The Permanent Secretary of the Ministry of Power, Ambassador Godknows Igali, says about 2.7 trillion Naira has been spent on the power sector from 1999 till date.
The official gave the figure on Tuesday during the investigative hearing of the Senate Ad-hoc Committee on Power.
He said inconsistent funding was responsible for the lack of constant electricity in the oil-rich nation.
Ambassador Igali, however, pointed out that the privatisation exercise, which took place in 2013, had helped in taking the burden of funding off the Federal Government.
The Senate committee also received a presentation on the National Integrated Power Project, which was conceived in 2004, as a major fast-track initiative to add significant new generation capacity to Nigeria’s electricity supply industry.
Meanwhile, the Consumer Protection Council had commenced investigations into high electricity cost by distribution companies.
The Senate had said that the probe would cover the regimes of former Presidents Olusegun Obasanjo, late Umaru Yar’adua and Goodluck Jonathan.
The Senate Ad- hoc Committee on Power, was inaugurated by the Senate President, Dr. Bukola Saraki, on August 28.

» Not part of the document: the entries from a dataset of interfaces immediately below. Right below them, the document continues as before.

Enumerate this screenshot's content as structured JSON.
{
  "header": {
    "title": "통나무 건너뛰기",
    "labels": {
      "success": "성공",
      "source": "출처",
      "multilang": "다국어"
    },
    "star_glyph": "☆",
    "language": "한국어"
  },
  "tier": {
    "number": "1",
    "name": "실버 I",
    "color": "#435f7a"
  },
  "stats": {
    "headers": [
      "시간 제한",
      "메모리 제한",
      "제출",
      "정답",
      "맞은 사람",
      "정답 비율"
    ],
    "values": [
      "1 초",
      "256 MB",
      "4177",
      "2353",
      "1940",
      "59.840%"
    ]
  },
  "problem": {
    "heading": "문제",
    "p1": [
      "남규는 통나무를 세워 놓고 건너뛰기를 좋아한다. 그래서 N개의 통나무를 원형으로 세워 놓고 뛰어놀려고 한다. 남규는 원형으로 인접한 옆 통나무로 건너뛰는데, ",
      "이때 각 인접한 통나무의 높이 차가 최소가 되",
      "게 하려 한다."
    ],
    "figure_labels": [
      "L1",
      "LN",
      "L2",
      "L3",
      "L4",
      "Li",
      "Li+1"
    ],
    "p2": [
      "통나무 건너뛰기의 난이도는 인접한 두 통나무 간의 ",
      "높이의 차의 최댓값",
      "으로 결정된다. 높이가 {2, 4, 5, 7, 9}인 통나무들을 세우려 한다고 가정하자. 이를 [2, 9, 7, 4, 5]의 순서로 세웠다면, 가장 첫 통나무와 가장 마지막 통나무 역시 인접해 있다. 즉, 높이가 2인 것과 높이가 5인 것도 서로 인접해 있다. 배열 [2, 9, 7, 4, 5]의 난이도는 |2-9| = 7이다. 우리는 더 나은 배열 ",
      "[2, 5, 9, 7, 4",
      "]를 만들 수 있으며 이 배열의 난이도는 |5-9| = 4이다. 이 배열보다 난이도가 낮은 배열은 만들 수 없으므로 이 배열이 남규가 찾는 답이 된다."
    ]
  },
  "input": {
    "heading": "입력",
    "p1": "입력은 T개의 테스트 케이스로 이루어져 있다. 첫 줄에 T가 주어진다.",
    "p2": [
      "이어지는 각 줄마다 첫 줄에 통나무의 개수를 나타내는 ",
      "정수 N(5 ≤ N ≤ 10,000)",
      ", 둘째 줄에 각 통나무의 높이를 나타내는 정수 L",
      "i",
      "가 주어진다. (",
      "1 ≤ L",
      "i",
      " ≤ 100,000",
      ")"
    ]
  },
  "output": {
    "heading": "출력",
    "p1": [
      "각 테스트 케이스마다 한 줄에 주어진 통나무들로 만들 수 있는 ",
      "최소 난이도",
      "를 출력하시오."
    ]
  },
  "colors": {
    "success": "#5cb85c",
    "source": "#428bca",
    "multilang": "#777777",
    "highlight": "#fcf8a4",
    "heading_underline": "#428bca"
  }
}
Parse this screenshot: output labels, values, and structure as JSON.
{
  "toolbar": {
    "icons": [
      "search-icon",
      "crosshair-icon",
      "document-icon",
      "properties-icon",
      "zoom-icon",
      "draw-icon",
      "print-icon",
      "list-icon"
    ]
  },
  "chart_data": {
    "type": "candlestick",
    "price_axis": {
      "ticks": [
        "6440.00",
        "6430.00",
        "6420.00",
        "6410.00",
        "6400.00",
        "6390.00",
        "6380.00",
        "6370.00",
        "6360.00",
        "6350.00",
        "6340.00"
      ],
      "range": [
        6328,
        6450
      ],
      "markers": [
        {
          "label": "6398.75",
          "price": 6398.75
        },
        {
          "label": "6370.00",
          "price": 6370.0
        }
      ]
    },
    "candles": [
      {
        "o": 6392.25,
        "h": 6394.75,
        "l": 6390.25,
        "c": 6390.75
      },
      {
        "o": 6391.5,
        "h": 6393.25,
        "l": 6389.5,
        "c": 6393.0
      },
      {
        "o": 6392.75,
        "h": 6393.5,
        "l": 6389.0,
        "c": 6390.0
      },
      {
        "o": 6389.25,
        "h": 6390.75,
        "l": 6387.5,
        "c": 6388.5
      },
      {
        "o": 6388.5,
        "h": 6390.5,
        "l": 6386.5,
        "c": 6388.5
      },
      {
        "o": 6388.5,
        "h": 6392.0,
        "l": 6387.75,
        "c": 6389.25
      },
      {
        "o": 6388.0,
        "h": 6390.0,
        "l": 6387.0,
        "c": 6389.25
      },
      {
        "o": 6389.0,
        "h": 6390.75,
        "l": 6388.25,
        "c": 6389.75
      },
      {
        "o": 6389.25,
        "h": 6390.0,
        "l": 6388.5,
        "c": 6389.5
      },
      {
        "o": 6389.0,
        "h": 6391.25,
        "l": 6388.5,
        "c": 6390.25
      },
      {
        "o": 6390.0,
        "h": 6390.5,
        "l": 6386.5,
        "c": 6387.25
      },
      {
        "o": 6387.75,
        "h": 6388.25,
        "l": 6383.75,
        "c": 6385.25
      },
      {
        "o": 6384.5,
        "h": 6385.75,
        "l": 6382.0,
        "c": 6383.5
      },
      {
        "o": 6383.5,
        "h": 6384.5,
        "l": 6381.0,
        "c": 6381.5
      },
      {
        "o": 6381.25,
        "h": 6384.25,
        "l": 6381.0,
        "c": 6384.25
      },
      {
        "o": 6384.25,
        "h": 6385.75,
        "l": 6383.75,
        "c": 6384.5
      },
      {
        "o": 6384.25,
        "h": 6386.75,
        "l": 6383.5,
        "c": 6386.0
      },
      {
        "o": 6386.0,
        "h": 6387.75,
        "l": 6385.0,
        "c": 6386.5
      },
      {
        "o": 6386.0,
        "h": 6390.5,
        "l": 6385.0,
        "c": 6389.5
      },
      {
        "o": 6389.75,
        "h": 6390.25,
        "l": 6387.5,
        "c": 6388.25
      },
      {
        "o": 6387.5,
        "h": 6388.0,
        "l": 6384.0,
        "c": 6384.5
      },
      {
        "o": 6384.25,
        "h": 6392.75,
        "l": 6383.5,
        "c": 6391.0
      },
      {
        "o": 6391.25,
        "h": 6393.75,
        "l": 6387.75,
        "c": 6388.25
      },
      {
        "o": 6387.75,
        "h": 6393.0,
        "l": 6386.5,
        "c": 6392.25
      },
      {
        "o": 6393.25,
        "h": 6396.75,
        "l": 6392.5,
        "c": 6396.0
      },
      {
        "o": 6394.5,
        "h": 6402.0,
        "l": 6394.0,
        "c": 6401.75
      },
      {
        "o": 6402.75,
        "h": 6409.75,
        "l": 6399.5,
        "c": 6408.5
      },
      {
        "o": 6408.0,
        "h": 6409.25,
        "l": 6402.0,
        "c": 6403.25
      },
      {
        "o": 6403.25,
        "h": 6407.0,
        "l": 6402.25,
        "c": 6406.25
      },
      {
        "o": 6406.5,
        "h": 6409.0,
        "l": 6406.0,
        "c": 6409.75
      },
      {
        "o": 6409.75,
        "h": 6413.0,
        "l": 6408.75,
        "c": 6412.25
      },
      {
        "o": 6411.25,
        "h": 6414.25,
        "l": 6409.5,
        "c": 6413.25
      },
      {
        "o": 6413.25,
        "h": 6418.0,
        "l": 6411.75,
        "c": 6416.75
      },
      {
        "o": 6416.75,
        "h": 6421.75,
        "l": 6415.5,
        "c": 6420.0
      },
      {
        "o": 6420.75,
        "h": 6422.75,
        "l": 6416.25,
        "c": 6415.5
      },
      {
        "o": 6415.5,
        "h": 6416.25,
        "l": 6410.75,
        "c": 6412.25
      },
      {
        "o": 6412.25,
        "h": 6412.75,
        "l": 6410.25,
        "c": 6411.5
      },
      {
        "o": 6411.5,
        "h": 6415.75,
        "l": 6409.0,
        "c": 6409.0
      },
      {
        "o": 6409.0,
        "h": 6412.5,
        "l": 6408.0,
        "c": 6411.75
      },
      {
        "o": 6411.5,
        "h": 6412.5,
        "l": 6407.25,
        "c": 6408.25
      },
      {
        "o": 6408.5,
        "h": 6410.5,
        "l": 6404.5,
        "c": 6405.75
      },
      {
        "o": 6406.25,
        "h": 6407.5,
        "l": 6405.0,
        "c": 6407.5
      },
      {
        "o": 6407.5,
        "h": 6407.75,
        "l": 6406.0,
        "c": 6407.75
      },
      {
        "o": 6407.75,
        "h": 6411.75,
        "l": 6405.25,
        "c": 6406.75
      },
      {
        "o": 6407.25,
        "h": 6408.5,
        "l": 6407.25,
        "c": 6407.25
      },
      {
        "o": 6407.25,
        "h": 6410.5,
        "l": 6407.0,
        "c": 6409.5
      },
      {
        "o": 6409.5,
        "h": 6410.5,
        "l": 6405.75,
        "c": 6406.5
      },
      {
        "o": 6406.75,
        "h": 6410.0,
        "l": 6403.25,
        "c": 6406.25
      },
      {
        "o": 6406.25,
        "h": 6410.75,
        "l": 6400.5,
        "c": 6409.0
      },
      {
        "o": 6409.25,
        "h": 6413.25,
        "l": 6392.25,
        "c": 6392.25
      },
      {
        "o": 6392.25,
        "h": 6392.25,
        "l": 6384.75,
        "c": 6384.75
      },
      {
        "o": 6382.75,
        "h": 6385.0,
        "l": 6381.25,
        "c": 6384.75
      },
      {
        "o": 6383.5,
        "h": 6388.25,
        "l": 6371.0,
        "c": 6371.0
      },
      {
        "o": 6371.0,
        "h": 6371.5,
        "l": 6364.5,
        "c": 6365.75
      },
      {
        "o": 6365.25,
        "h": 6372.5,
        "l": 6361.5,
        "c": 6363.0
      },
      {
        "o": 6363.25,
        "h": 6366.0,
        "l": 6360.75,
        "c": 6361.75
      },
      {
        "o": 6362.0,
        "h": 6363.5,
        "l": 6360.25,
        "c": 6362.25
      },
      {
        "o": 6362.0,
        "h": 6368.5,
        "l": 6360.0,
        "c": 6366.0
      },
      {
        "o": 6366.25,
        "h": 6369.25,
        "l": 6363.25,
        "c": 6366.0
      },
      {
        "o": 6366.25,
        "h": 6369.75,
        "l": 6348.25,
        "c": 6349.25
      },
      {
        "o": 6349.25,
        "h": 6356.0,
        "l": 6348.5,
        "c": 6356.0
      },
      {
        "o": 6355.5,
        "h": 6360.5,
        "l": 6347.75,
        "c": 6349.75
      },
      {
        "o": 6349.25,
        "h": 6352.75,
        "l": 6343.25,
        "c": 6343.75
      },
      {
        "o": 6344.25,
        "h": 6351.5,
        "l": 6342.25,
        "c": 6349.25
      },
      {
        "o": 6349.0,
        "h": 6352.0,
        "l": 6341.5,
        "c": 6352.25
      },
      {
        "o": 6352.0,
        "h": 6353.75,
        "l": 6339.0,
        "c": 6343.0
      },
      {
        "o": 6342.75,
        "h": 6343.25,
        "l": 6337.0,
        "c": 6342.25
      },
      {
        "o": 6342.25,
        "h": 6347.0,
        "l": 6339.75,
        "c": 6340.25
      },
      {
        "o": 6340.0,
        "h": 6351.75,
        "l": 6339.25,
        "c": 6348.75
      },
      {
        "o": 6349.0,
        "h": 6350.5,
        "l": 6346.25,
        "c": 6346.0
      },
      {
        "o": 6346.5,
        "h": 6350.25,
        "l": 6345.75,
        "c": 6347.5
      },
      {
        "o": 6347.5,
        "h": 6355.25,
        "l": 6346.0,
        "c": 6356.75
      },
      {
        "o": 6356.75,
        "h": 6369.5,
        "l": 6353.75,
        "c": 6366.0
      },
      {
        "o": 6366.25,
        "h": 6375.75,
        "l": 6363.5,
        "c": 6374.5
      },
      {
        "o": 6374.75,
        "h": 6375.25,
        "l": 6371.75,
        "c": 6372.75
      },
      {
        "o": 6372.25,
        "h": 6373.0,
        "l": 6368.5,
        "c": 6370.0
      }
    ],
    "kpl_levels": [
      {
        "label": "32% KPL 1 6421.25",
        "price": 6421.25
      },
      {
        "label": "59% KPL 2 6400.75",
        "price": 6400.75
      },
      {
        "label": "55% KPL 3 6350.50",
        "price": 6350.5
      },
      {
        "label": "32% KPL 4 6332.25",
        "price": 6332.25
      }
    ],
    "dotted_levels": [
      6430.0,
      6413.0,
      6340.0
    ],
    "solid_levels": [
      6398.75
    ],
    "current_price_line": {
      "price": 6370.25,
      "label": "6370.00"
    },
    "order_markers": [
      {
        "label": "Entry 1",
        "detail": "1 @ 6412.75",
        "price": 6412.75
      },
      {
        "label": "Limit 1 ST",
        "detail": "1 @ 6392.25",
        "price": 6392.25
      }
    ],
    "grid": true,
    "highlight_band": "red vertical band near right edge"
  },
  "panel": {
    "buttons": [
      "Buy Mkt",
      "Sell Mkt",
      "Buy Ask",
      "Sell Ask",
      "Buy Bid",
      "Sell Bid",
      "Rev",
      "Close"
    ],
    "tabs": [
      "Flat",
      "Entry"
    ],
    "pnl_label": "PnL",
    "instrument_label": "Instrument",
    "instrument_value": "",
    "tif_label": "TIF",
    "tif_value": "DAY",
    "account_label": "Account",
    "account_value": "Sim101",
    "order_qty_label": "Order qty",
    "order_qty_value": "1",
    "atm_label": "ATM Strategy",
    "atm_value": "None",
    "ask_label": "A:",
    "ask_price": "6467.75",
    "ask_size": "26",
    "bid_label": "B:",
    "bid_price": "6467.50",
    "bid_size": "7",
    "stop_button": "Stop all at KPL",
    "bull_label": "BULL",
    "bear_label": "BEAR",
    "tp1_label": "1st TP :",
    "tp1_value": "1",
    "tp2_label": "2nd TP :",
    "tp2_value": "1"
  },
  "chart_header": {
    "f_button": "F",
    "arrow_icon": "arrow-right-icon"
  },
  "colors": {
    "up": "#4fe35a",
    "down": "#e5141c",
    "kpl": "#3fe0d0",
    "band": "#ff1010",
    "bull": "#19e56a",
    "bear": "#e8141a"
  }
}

The Clerk of the Committee on Power, Mr Cletus Ojabo, said the probe would be in form of investigative hearing and interactive session with key players in the sector.
The National Union of Electricity Employees (NUEE) has directed its members to withdraw their services from all installations in the event of further provocation by armed military personnel desperate to take over PHCN installations.
A statement signed by the Secretary General of the Union, Mr. Joe Ajaero, said the plan of the federal government to hand over the power assets negated the agreement it reached with the union to resolve all outstanding labour issues.
Mr. Ajaero insisted that the gratuity payment the government made was only 68 per cent complete and no member of the union has had their pension contributions transferred into their retirement savings accounts.
He said “those that retired from service since 2011 have not received their benefits totaling about N19bn. The differences of the shortfall of the terminal benefits from June 30, 2012 till date have not been considered for payment.
“The biometrically captured and considered casuals’ appointment has not been addressed. The question of 10 per cent equity shareholding (in the companies) by the workers as statutorily provided has not been given attention.
While we appreciate and sympathise with the core investors, we ask for their understanding and that of the Nigerian public in our pursuit to ensure a seamless transition. We are resolute on receiving every kobo owed us as we are sure such liabilities will not be borne by the new investors unless there is a commitment to that effect from them.”
This threat is coming barely 24 hours before the federal government hands over the Power Holding Company of Nigeria will be handed over to their new owners.
Meanwhile, the permanent secretary in the Ministry of Power, Ambassador Godknows Igali, has said that there’s no justification for a strike because the federal government has made significant progress in the payment of the disengaged workers, with over 40,000 out of the 47,913 identified fully paid.